* Problem description *
Leave out the pictures and copy every record exactly.

Items from a dataset:

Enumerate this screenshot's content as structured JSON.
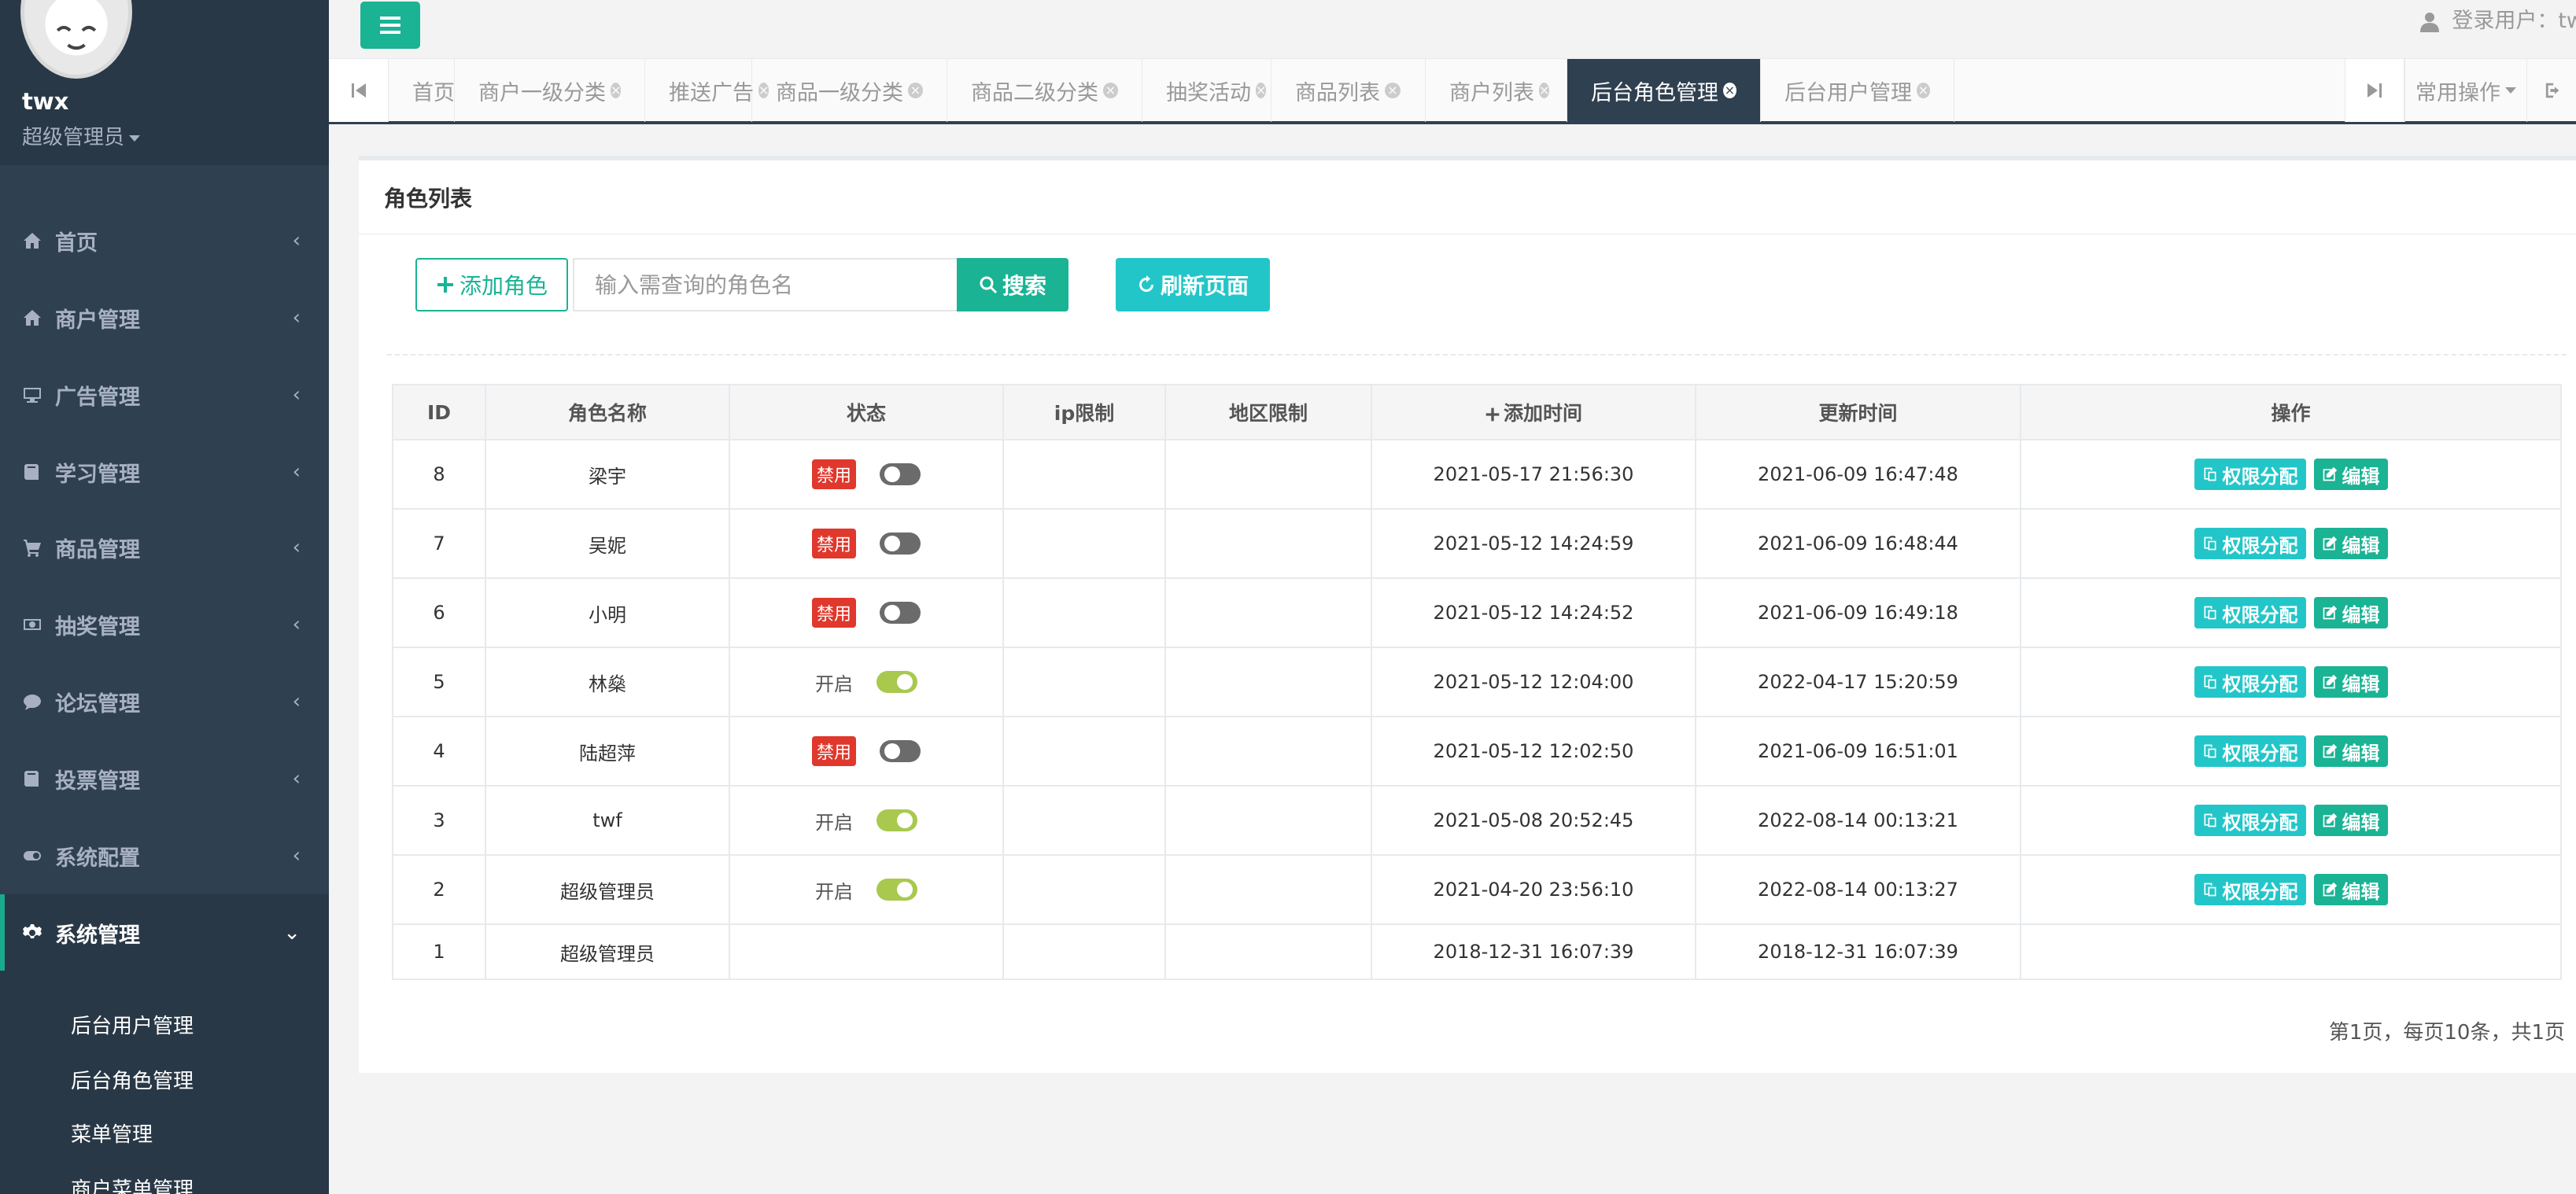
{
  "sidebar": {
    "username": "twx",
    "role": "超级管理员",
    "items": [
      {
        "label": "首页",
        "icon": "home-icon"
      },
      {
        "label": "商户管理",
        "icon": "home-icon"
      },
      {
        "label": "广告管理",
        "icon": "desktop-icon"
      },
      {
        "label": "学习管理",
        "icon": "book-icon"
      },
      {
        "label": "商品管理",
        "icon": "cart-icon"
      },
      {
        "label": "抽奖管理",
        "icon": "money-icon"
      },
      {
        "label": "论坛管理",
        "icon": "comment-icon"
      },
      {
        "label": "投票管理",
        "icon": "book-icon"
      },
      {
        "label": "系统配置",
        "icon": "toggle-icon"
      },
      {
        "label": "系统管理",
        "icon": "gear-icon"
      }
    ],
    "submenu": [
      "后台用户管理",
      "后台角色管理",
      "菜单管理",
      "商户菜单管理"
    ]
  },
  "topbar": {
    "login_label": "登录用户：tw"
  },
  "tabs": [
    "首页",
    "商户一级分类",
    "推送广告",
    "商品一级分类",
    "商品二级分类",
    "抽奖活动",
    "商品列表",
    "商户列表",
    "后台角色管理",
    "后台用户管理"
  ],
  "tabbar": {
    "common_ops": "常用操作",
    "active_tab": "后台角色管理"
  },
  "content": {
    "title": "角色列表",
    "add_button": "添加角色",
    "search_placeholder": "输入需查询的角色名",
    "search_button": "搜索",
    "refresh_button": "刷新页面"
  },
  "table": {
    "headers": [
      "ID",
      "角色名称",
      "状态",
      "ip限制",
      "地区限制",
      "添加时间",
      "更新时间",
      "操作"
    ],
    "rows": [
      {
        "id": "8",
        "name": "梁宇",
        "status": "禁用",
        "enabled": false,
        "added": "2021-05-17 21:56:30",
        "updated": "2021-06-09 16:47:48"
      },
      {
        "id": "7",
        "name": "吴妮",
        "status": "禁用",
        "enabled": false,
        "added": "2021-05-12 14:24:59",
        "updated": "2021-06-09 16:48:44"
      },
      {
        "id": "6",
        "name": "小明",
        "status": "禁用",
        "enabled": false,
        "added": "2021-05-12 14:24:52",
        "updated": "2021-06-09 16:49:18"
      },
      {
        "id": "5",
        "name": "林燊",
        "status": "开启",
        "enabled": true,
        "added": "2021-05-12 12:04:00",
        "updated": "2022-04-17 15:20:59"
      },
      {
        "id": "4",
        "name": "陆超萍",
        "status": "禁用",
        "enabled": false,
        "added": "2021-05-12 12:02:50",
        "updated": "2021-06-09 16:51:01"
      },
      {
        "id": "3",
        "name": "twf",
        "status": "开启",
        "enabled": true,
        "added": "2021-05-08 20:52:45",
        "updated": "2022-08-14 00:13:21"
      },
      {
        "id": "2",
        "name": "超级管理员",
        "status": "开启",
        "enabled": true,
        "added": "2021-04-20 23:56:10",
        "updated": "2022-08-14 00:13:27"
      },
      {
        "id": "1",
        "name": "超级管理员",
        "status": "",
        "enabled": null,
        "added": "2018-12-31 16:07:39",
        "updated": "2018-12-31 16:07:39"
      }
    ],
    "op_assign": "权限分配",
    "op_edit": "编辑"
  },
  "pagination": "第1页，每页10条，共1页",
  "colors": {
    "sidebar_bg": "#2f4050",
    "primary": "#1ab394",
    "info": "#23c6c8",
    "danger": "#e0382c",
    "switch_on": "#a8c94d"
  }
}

* Response area *
Enumerate this screenshot's content as structured JSON.
{
  "sidebar": {
    "username": "twx",
    "role": "超级管理员",
    "items": [
      {
        "label": "首页",
        "icon": "home-icon"
      },
      {
        "label": "商户管理",
        "icon": "home-icon"
      },
      {
        "label": "广告管理",
        "icon": "desktop-icon"
      },
      {
        "label": "学习管理",
        "icon": "book-icon"
      },
      {
        "label": "商品管理",
        "icon": "cart-icon"
      },
      {
        "label": "抽奖管理",
        "icon": "money-icon"
      },
      {
        "label": "论坛管理",
        "icon": "comment-icon"
      },
      {
        "label": "投票管理",
        "icon": "book-icon"
      },
      {
        "label": "系统配置",
        "icon": "toggle-icon"
      },
      {
        "label": "系统管理",
        "icon": "gear-icon"
      }
    ],
    "submenu": [
      "后台用户管理",
      "后台角色管理",
      "菜单管理",
      "商户菜单管理"
    ]
  },
  "topbar": {
    "login_label": "登录用户：tw"
  },
  "tabs": [
    "首页",
    "商户一级分类",
    "推送广告",
    "商品一级分类",
    "商品二级分类",
    "抽奖活动",
    "商品列表",
    "商户列表",
    "后台角色管理",
    "后台用户管理"
  ],
  "tabbar": {
    "common_ops": "常用操作",
    "active_tab": "后台角色管理"
  },
  "content": {
    "title": "角色列表",
    "add_button": "添加角色",
    "search_placeholder": "输入需查询的角色名",
    "search_button": "搜索",
    "refresh_button": "刷新页面"
  },
  "table": {
    "headers": [
      "ID",
      "角色名称",
      "状态",
      "ip限制",
      "地区限制",
      "添加时间",
      "更新时间",
      "操作"
    ],
    "rows": [
      {
        "id": "8",
        "name": "梁宇",
        "status": "禁用",
        "enabled": false,
        "added": "2021-05-17 21:56:30",
        "updated": "2021-06-09 16:47:48"
      },
      {
        "id": "7",
        "name": "吴妮",
        "status": "禁用",
        "enabled": false,
        "added": "2021-05-12 14:24:59",
        "updated": "2021-06-09 16:48:44"
      },
      {
        "id": "6",
        "name": "小明",
        "status": "禁用",
        "enabled": false,
        "added": "2021-05-12 14:24:52",
        "updated": "2021-06-09 16:49:18"
      },
      {
        "id": "5",
        "name": "林燊",
        "status": "开启",
        "enabled": true,
        "added": "2021-05-12 12:04:00",
        "updated": "2022-04-17 15:20:59"
      },
      {
        "id": "4",
        "name": "陆超萍",
        "status": "禁用",
        "enabled": false,
        "added": "2021-05-12 12:02:50",
        "updated": "2021-06-09 16:51:01"
      },
      {
        "id": "3",
        "name": "twf",
        "status": "开启",
        "enabled": true,
        "added": "2021-05-08 20:52:45",
        "updated": "2022-08-14 00:13:21"
      },
      {
        "id": "2",
        "name": "超级管理员",
        "status": "开启",
        "enabled": true,
        "added": "2021-04-20 23:56:10",
        "updated": "2022-08-14 00:13:27"
      },
      {
        "id": "1",
        "name": "超级管理员",
        "status": "",
        "enabled": null,
        "added": "2018-12-31 16:07:39",
        "updated": "2018-12-31 16:07:39"
      }
    ],
    "op_assign": "权限分配",
    "op_edit": "编辑"
  },
  "pagination": "第1页，每页10条，共1页",
  "colors": {
    "sidebar_bg": "#2f4050",
    "primary": "#1ab394",
    "info": "#23c6c8",
    "danger": "#e0382c",
    "switch_on": "#a8c94d"
  }
}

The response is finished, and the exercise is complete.